- _Task to complete_
Would you set down the complete data below, exactly as shown?
* * * * *
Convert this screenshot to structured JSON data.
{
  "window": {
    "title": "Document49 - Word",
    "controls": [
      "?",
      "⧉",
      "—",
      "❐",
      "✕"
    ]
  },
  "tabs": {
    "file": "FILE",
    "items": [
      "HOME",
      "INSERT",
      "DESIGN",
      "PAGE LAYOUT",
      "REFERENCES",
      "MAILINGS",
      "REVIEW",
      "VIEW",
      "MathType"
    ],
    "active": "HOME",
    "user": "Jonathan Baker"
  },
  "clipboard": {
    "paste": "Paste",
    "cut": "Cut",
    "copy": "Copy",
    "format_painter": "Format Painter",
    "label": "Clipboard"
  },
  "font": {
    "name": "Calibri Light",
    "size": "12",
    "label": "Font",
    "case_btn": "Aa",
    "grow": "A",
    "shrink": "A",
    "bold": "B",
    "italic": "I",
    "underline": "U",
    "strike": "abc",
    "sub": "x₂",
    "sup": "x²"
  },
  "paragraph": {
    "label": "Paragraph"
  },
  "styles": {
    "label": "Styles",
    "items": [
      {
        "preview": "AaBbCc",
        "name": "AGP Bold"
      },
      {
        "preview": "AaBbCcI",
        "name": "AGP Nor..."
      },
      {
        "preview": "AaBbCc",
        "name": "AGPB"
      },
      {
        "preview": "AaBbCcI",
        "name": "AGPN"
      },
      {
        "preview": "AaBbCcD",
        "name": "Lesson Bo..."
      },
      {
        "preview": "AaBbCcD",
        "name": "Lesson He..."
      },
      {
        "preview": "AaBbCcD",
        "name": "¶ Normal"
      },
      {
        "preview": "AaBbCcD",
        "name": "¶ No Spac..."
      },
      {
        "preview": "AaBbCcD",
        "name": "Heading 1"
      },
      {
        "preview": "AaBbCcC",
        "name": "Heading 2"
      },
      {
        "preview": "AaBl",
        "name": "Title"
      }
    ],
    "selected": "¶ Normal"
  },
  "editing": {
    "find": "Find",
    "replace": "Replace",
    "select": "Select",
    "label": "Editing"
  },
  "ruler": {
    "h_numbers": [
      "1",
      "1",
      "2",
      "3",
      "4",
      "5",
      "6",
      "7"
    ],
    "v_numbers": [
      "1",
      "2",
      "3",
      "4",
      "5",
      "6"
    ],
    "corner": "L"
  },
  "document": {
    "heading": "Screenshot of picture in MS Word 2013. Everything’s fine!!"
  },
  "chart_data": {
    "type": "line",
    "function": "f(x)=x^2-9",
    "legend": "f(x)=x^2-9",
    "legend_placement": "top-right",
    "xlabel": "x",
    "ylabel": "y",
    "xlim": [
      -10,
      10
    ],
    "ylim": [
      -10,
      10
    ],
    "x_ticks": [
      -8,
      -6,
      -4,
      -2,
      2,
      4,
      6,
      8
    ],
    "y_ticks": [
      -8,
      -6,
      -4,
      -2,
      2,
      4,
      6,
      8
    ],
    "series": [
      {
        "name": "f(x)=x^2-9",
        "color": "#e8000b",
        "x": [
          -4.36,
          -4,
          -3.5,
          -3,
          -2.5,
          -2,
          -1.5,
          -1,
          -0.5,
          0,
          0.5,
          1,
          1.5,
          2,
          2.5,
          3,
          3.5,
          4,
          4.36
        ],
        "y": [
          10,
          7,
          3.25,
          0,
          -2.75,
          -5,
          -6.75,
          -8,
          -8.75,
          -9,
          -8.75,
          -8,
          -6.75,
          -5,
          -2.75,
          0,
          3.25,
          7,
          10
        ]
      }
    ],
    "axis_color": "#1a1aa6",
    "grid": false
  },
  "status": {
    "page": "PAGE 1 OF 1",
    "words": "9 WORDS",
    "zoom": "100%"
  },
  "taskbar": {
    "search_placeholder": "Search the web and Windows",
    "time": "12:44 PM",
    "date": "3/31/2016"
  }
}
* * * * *
- _Written response_
Convert this screenshot to structured JSON data.
{
  "window": {
    "title": "Document49 - Word",
    "controls": [
      "?",
      "⧉",
      "—",
      "❐",
      "✕"
    ]
  },
  "tabs": {
    "file": "FILE",
    "items": [
      "HOME",
      "INSERT",
      "DESIGN",
      "PAGE LAYOUT",
      "REFERENCES",
      "MAILINGS",
      "REVIEW",
      "VIEW",
      "MathType"
    ],
    "active": "HOME",
    "user": "Jonathan Baker"
  },
  "clipboard": {
    "paste": "Paste",
    "cut": "Cut",
    "copy": "Copy",
    "format_painter": "Format Painter",
    "label": "Clipboard"
  },
  "font": {
    "name": "Calibri Light",
    "size": "12",
    "label": "Font",
    "case_btn": "Aa",
    "grow": "A",
    "shrink": "A",
    "bold": "B",
    "italic": "I",
    "underline": "U",
    "strike": "abc",
    "sub": "x₂",
    "sup": "x²"
  },
  "paragraph": {
    "label": "Paragraph"
  },
  "styles": {
    "label": "Styles",
    "items": [
      {
        "preview": "AaBbCc",
        "name": "AGP Bold"
      },
      {
        "preview": "AaBbCcI",
        "name": "AGP Nor..."
      },
      {
        "preview": "AaBbCc",
        "name": "AGPB"
      },
      {
        "preview": "AaBbCcI",
        "name": "AGPN"
      },
      {
        "preview": "AaBbCcD",
        "name": "Lesson Bo..."
      },
      {
        "preview": "AaBbCcD",
        "name": "Lesson He..."
      },
      {
        "preview": "AaBbCcD",
        "name": "¶ Normal"
      },
      {
        "preview": "AaBbCcD",
        "name": "¶ No Spac..."
      },
      {
        "preview": "AaBbCcD",
        "name": "Heading 1"
      },
      {
        "preview": "AaBbCcC",
        "name": "Heading 2"
      },
      {
        "preview": "AaBl",
        "name": "Title"
      }
    ],
    "selected": "¶ Normal"
  },
  "editing": {
    "find": "Find",
    "replace": "Replace",
    "select": "Select",
    "label": "Editing"
  },
  "ruler": {
    "h_numbers": [
      "1",
      "1",
      "2",
      "3",
      "4",
      "5",
      "6",
      "7"
    ],
    "v_numbers": [
      "1",
      "2",
      "3",
      "4",
      "5",
      "6"
    ],
    "corner": "L"
  },
  "document": {
    "heading": "Screenshot of picture in MS Word 2013. Everything’s fine!!"
  },
  "chart_data": {
    "type": "line",
    "function": "f(x)=x^2-9",
    "legend": "f(x)=x^2-9",
    "legend_placement": "top-right",
    "xlabel": "x",
    "ylabel": "y",
    "xlim": [
      -10,
      10
    ],
    "ylim": [
      -10,
      10
    ],
    "x_ticks": [
      -8,
      -6,
      -4,
      -2,
      2,
      4,
      6,
      8
    ],
    "y_ticks": [
      -8,
      -6,
      -4,
      -2,
      2,
      4,
      6,
      8
    ],
    "series": [
      {
        "name": "f(x)=x^2-9",
        "color": "#e8000b",
        "x": [
          -4.36,
          -4,
          -3.5,
          -3,
          -2.5,
          -2,
          -1.5,
          -1,
          -0.5,
          0,
          0.5,
          1,
          1.5,
          2,
          2.5,
          3,
          3.5,
          4,
          4.36
        ],
        "y": [
          10,
          7,
          3.25,
          0,
          -2.75,
          -5,
          -6.75,
          -8,
          -8.75,
          -9,
          -8.75,
          -8,
          -6.75,
          -5,
          -2.75,
          0,
          3.25,
          7,
          10
        ]
      }
    ],
    "axis_color": "#1a1aa6",
    "grid": false
  },
  "status": {
    "page": "PAGE 1 OF 1",
    "words": "9 WORDS",
    "zoom": "100%"
  },
  "taskbar": {
    "search_placeholder": "Search the web and Windows",
    "time": "12:44 PM",
    "date": "3/31/2016"
  }
}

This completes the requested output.